3 Steps to Make Meaningful Friendships as an Adult
If you have the same friends from childhood consider yourself blessed. If you’re like many of adults, your childhood friends have long been gone. Life happens. You move, they move, you grow, you start a family. Life goes on. New people come into your life and your circle changes. But, what happens when you find yourself as an adult with no real friends? What do you do to make new friends? As children, it seemed so much easier. Just show them your new toy or simply ask, “do you want to be my friend.” That worked just fine. But that doesn’t go too well when you’re an adult. Imagine going up to a random person and asking, “do you want to be my friend?” So how do you make a lifelong friendship as an adult? There are three things you can do to make a meaningful friendship as an adult.
Before I get into the three steps, I want to first tell you that you are not alone. “As an adult, we think that everyone has their friends and we are the only ones seeking them. Nothing could be further from the truth.” says friendship expert Dr. Irene Levine. According to Dr. Glenn Sparks of Purdue University, “The geographic and personal distance between people continues to grow, and there are some harmful effects for those who lack relationships.” Research conducted in the U.K. found that 1 in 10 people do not have a close friend.
Having a close friend, someone you can share your joys, fears, and life with, is essential to living the reconnected life. So let’s make some new friends! Here’s how:
Be the friend you want to have
If you want a meaningful friendship you must first be the good friend that someone else needs. It’s like a woman who wants a loving, caring, committed husband and she herself lacks those qualities. The people you’re surrounded by are a reflection of the person you are. So, take some time to do a self-critique. Do you, or are you willing to, answer the phone at any hour of the night to comfort your friend? Are you willing to go places your friend wants to go even if you don’t want to? Are you willing to be honest even when it may hurt? Remember, you can’t ask for what you yourself cannot give.

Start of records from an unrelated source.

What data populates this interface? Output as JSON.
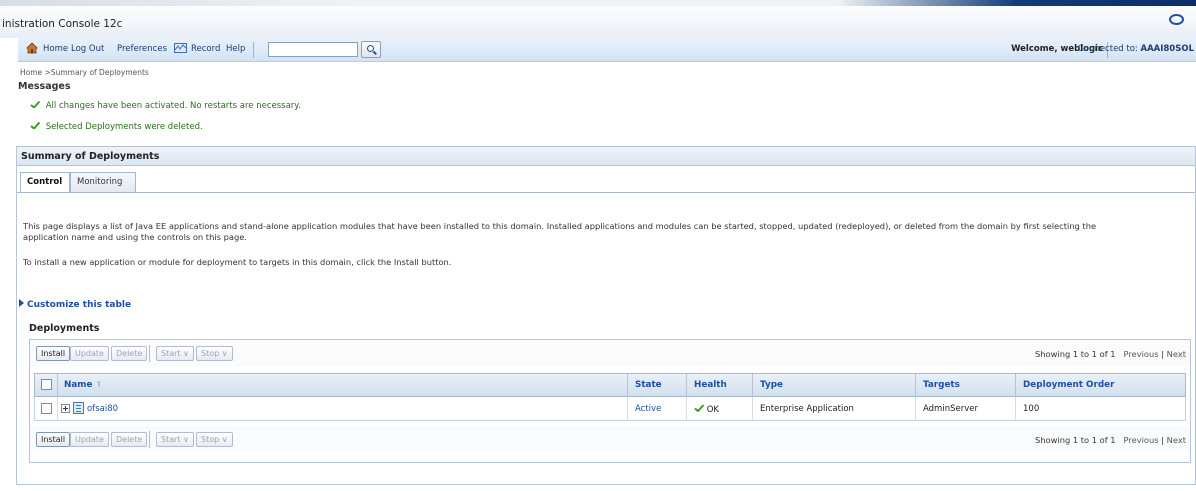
{
  "window": {
    "title": "inistration Console 12c"
  },
  "toolbar": {
    "home": "Home",
    "logout": "Log Out",
    "preferences": "Preferences",
    "record": "Record",
    "help": "Help",
    "search_value": "",
    "welcome": "Welcome, weblogic",
    "connected_prefix": "Connected to:",
    "connected_domain": "AAAI80SOL"
  },
  "breadcrumb": "Home >Summary of Deployments",
  "messages": {
    "label": "Messages",
    "items": [
      "All changes have been activated. No restarts are necessary.",
      "Selected Deployments were deleted."
    ]
  },
  "summary": {
    "title": "Summary of Deployments",
    "tabs": [
      "Control",
      "Monitoring"
    ],
    "description_1": "This page displays a list of Java EE applications and stand-alone application modules that have been installed to this domain. Installed applications and modules can be started, stopped, updated (redeployed), or deleted from the domain by first selecting the",
    "description_2": "application name and using the controls on this page.",
    "install_hint": "To install a new application or module for deployment to targets in this domain, click the Install button.",
    "customize": "Customize this table",
    "deployments_label": "Deployments"
  },
  "actions": {
    "install": "Install",
    "update": "Update",
    "delete": "Delete",
    "start": "Start ∨",
    "stop": "Stop ∨",
    "showing": "Showing 1 to 1 of 1",
    "previous": "Previous",
    "next": "Next"
  },
  "table": {
    "columns": [
      "Name",
      "State",
      "Health",
      "Type",
      "Targets",
      "Deployment Order"
    ],
    "rows": [
      {
        "name": "ofsai80",
        "state": "Active",
        "health": "OK",
        "type": "Enterprise Application",
        "targets": "AdminServer",
        "order": "100"
      }
    ]
  },
  "colors": {
    "accent_blue": "#1d4fa3",
    "ok_green": "#2c6e1e",
    "header_bg": "#d3e0ee"
  }
}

Or else you’ll be a friendship leech.
Weed out the leeches
Let’s face it. Many people come into a friendship with a one-sided attitude. They always take but never give. They may listen to your problems, but they never open up to you. Leeches are friends who drain the life out of you. They don’t add value to your life. These are the people you want to avoid. They are always gossiping, putting you down, asking for money, and using you as a therapist. (Just to name a few).
Approach friendship like dating

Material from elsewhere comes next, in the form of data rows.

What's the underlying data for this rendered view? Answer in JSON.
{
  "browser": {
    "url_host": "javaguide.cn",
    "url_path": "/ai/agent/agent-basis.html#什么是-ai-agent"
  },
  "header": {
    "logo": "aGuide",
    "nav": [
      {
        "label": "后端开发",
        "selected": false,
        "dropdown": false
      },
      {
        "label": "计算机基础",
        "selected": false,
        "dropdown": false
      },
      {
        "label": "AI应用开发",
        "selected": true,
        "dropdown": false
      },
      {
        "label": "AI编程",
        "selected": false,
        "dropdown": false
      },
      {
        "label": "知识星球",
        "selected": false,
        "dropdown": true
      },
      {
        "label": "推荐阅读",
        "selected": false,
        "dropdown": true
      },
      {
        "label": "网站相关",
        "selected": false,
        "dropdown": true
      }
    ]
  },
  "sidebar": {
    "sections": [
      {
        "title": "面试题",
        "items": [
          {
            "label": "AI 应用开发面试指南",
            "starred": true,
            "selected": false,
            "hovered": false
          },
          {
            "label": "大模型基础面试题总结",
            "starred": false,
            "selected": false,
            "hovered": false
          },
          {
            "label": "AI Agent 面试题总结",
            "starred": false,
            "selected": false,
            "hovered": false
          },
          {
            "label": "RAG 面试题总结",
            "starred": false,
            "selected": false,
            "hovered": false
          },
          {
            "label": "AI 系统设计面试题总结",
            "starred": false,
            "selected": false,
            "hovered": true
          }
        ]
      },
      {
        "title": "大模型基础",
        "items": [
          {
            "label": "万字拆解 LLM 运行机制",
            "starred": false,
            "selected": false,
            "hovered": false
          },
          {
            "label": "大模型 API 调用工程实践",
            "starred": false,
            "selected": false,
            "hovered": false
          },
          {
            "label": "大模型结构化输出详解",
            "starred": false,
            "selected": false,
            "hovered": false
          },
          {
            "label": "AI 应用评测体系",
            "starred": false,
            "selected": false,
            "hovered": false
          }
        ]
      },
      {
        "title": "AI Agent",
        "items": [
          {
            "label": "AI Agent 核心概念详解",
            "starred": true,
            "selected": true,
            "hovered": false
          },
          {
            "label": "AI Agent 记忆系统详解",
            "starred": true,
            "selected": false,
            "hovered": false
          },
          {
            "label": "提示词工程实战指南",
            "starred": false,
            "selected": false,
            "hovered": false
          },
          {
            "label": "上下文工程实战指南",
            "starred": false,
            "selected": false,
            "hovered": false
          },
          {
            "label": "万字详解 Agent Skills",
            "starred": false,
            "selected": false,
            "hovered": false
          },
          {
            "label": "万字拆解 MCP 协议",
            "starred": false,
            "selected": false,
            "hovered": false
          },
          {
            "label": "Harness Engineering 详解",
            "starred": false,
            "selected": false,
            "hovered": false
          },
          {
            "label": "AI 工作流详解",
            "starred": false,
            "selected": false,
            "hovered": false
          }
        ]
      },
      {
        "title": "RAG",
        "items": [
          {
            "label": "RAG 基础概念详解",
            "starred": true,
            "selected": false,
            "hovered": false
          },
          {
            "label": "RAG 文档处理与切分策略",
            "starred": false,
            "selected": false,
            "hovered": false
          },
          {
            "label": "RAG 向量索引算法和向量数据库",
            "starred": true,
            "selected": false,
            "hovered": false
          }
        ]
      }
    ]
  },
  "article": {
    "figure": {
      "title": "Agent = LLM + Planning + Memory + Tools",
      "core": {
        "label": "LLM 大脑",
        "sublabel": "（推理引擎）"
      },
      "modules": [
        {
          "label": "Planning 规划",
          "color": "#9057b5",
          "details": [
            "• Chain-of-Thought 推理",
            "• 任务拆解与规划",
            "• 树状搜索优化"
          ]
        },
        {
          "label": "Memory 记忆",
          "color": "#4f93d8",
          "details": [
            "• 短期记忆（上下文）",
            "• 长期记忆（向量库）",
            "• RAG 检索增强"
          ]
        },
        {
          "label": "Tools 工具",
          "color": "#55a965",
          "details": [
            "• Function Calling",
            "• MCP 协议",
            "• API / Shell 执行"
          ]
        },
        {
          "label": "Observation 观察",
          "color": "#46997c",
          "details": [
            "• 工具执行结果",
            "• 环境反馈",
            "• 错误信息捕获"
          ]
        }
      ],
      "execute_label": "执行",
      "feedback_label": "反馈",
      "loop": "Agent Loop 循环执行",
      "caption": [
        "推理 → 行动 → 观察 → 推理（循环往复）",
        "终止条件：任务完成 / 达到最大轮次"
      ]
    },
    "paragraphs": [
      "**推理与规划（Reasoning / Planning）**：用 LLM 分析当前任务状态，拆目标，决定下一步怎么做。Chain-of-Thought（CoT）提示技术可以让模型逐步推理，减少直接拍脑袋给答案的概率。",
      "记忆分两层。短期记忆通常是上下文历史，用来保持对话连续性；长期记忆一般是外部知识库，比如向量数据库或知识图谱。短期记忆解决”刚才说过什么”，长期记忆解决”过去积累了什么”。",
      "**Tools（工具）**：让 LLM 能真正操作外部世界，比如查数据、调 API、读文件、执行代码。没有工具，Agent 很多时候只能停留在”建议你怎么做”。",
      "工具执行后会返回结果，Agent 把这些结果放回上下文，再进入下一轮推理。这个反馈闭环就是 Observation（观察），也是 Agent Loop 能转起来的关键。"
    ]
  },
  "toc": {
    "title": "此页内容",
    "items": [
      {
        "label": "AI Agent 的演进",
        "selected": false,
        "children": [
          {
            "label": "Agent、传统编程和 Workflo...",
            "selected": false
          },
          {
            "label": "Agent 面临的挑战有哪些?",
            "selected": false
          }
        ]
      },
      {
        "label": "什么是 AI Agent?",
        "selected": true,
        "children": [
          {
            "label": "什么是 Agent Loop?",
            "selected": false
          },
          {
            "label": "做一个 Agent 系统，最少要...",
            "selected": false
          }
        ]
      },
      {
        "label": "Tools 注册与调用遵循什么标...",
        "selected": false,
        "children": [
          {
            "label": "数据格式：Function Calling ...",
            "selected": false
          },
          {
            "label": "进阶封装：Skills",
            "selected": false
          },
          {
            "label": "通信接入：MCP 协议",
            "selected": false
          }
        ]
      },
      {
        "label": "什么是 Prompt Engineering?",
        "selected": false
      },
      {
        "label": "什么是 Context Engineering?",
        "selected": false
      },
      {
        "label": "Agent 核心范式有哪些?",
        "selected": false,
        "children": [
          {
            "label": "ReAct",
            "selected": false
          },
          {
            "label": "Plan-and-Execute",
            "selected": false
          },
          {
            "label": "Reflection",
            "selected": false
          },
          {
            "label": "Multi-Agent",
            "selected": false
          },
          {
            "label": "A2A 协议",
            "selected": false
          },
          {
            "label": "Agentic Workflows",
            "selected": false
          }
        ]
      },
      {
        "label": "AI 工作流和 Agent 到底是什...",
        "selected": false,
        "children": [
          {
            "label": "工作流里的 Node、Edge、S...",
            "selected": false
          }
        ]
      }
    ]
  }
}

When looking for a friend, it’s best to approach it like dating. Before you date you first know the type of person you want, or don’t want. The same with friends. You don’t want a leech for a friend and you want a friend who can add value to your life. Make a list of the qualities you’re looking for. Next, go to the places where these type of people hang out. Art galleries, parks, malls, bookstore, etc. Interact with them. Get to know them. Go on a few “dates” together. Eventually, if it’s true friendship, your friendship will be long lasting.
Finding a friend as an adult can be harder to do. It takes patience and time to build a meaningful friendship. But it’s possible. Remember to be the friend you want to be, weeds out the leeches and approach friendship like dating.
If you need a place to start making friends, join Maven Moms in the Making. It’s a group of dedicated moms learning to manage motherhood.